(Records from a data source)
________________________________________
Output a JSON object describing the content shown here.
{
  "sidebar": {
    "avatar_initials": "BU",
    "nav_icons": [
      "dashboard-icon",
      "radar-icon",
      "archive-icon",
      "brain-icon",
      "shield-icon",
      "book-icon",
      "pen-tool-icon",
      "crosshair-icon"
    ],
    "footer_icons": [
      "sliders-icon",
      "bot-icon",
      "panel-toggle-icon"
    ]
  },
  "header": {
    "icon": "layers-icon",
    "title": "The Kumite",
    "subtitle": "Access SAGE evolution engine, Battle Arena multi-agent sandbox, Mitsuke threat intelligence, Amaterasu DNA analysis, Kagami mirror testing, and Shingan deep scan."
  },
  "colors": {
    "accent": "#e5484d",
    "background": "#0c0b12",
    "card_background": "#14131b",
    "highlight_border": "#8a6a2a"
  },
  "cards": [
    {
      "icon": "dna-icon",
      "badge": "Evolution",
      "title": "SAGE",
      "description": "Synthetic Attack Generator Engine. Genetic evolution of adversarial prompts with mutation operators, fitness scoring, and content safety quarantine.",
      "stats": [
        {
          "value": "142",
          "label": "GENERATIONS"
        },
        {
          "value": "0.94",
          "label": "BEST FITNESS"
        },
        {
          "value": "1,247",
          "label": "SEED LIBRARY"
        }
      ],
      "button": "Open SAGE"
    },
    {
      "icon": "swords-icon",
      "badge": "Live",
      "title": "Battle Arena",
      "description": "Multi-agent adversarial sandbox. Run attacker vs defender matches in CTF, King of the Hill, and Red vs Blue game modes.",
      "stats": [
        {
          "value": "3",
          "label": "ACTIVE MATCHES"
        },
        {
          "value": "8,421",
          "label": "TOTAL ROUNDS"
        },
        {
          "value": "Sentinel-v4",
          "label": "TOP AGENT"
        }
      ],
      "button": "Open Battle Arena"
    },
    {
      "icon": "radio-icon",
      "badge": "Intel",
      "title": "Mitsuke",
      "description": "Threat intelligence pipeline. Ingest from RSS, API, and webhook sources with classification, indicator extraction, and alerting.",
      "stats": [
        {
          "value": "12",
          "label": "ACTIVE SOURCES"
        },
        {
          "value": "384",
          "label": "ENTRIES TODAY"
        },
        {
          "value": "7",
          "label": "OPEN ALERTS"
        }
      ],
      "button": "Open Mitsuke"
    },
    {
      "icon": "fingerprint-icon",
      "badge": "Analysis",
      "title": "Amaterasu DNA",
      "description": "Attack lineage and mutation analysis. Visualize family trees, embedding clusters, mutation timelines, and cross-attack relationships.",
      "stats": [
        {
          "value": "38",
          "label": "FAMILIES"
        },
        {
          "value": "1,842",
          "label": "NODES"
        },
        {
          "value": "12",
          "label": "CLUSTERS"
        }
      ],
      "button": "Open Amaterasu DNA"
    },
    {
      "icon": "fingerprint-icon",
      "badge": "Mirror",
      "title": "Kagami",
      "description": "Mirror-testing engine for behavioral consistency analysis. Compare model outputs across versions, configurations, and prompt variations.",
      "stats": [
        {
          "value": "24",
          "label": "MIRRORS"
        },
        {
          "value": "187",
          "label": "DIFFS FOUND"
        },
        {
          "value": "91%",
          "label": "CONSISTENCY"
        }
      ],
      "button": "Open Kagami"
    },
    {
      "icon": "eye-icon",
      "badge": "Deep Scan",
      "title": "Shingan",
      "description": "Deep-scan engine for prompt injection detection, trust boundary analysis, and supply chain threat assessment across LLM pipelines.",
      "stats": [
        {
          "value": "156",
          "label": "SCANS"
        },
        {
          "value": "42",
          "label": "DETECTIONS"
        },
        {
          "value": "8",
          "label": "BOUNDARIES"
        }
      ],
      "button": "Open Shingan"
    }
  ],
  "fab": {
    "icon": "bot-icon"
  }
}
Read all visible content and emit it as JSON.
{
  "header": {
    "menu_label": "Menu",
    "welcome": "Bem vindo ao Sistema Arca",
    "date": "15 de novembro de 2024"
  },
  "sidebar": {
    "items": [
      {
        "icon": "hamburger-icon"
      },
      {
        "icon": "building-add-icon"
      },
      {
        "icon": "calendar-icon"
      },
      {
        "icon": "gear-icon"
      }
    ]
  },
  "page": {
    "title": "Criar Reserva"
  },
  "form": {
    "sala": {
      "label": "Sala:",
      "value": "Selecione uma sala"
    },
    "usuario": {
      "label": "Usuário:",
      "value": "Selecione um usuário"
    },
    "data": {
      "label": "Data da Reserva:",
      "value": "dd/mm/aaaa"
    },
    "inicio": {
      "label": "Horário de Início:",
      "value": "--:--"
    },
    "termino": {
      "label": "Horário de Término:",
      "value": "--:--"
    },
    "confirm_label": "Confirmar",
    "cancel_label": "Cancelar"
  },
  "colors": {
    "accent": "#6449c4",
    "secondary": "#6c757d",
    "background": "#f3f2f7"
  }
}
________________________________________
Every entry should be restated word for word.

Output a JSON object describing the content shown here.
{
  "sidebar": {
    "avatar_initials": "BU",
    "nav_icons": [
      "dashboard-icon",
      "radar-icon",
      "archive-icon",
      "brain-icon",
      "shield-icon",
      "book-icon",
      "pen-tool-icon",
      "crosshair-icon"
    ],
    "footer_icons": [
      "sliders-icon",
      "bot-icon",
      "panel-toggle-icon"
    ]
  },
  "header": {
    "icon": "layers-icon",
    "title": "The Kumite",
    "subtitle": "Access SAGE evolution engine, Battle Arena multi-agent sandbox, Mitsuke threat intelligence, Amaterasu DNA analysis, Kagami mirror testing, and Shingan deep scan."
  },
  "colors": {
    "accent": "#e5484d",
    "background": "#0c0b12",
    "card_background": "#14131b",
    "highlight_border": "#8a6a2a"
  },
  "cards": [
    {
      "icon": "dna-icon",
      "badge": "Evolution",
      "title": "SAGE",
      "description": "Synthetic Attack Generator Engine. Genetic evolution of adversarial prompts with mutation operators, fitness scoring, and content safety quarantine.",
      "stats": [
        {
          "value": "142",
          "label": "GENERATIONS"
        },
        {
          "value": "0.94",
          "label": "BEST FITNESS"
        },
        {
          "value": "1,247",
          "label": "SEED LIBRARY"
        }
      ],
      "button": "Open SAGE"
    },
    {
      "icon": "swords-icon",
      "badge": "Live",
      "title": "Battle Arena",
      "description": "Multi-agent adversarial sandbox. Run attacker vs defender matches in CTF, King of the Hill, and Red vs Blue game modes.",
      "stats": [
        {
          "value": "3",
          "label": "ACTIVE MATCHES"
        },
        {
          "value": "8,421",
          "label": "TOTAL ROUNDS"
        },
        {
          "value": "Sentinel-v4",
          "label": "TOP AGENT"
        }
      ],
      "button": "Open Battle Arena"
    },
    {
      "icon": "radio-icon",
      "badge": "Intel",
      "title": "Mitsuke",
      "description": "Threat intelligence pipeline. Ingest from RSS, API, and webhook sources with classification, indicator extraction, and alerting.",
      "stats": [
        {
          "value": "12",
          "label": "ACTIVE SOURCES"
        },
        {
          "value": "384",
          "label": "ENTRIES TODAY"
        },
        {
          "value": "7",
          "label": "OPEN ALERTS"
        }
      ],
      "button": "Open Mitsuke"
    },
    {
      "icon": "fingerprint-icon",
      "badge": "Analysis",
      "title": "Amaterasu DNA",
      "description": "Attack lineage and mutation analysis. Visualize family trees, embedding clusters, mutation timelines, and cross-attack relationships.",
      "stats": [
        {
          "value": "38",
          "label": "FAMILIES"
        },
        {
          "value": "1,842",
          "label": "NODES"
        },
        {
          "value": "12",
          "label": "CLUSTERS"
        }
      ],
      "button": "Open Amaterasu DNA"
    },
    {
      "icon": "fingerprint-icon",
      "badge": "Mirror",
      "title": "Kagami",
      "description": "Mirror-testing engine for behavioral consistency analysis. Compare model outputs across versions, configurations, and prompt variations.",
      "stats": [
        {
          "value": "24",
          "label": "MIRRORS"
        },
        {
          "value": "187",
          "label": "DIFFS FOUND"
        },
        {
          "value": "91%",
          "label": "CONSISTENCY"
        }
      ],
      "button": "Open Kagami"
    },
    {
      "icon": "eye-icon",
      "badge": "Deep Scan",
      "title": "Shingan",
      "description": "Deep-scan engine for prompt injection detection, trust boundary analysis, and supply chain threat assessment across LLM pipelines.",
      "stats": [
        {
          "value": "156",
          "label": "SCANS"
        },
        {
          "value": "42",
          "label": "DETECTIONS"
        },
        {
          "value": "8",
          "label": "BOUNDARIES"
        }
      ],
      "button": "Open Shingan"
    }
  ],
  "fab": {
    "icon": "bot-icon"
  }
}
Read all visible content and emit it as JSON.
{
  "header": {
    "menu_label": "Menu",
    "welcome": "Bem vindo ao Sistema Arca",
    "date": "15 de novembro de 2024"
  },
  "sidebar": {
    "items": [
      {
        "icon": "hamburger-icon"
      },
      {
        "icon": "building-add-icon"
      },
      {
        "icon": "calendar-icon"
      },
      {
        "icon": "gear-icon"
      }
    ]
  },
  "page": {
    "title": "Criar Reserva"
  },
  "form": {
    "sala": {
      "label": "Sala:",
      "value": "Selecione uma sala"
    },
    "usuario": {
      "label": "Usuário:",
      "value": "Selecione um usuário"
    },
    "data": {
      "label": "Data da Reserva:",
      "value": "dd/mm/aaaa"
    },
    "inicio": {
      "label": "Horário de Início:",
      "value": "--:--"
    },
    "termino": {
      "label": "Horário de Término:",
      "value": "--:--"
    },
    "confirm_label": "Confirmar",
    "cancel_label": "Cancelar"
  },
  "colors": {
    "accent": "#6449c4",
    "secondary": "#6c757d",
    "background": "#f3f2f7"
  }
}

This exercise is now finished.